# EXERCISE OBJECTIVE
Pull every line with "PMIC" from the data below and copy it.

──────── RECORDS TO PROCESS ────────

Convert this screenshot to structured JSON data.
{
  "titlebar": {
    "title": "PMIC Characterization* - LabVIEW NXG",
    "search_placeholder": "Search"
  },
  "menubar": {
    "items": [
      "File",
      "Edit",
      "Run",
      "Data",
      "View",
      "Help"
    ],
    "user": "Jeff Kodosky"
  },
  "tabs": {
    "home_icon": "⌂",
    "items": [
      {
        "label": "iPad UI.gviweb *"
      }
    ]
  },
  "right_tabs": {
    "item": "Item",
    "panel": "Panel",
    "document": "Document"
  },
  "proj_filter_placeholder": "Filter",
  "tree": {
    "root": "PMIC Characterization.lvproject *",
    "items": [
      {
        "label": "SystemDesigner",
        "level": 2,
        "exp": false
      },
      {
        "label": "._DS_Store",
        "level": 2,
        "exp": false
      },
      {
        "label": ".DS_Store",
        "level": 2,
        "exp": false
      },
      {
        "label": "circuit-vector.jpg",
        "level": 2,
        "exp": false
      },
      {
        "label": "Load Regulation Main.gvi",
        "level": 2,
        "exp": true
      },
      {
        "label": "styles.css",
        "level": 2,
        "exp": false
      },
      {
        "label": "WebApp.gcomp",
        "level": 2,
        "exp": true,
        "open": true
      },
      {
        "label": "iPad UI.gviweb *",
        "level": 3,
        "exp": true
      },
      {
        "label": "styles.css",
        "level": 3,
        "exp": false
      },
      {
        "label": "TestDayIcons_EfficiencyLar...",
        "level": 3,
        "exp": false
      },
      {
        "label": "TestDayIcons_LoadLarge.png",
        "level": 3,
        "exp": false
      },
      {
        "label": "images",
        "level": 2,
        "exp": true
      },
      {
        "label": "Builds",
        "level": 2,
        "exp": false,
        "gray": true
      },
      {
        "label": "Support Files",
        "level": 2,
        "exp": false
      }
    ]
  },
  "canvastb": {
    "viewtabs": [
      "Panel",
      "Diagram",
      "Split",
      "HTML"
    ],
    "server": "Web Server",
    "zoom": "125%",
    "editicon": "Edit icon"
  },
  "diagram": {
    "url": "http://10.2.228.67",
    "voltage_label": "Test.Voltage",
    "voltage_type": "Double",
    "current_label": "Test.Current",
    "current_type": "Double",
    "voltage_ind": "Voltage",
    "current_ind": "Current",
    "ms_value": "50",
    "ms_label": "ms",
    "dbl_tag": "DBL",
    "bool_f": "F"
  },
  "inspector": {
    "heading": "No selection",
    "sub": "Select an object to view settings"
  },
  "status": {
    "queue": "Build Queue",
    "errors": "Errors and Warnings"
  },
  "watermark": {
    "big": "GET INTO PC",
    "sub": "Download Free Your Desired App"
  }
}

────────

# RESPONSE AREA
    "title": "PMIC Characterization* - LabVIEW NXG",
    "root": "PMIC Characterization.lvproject *",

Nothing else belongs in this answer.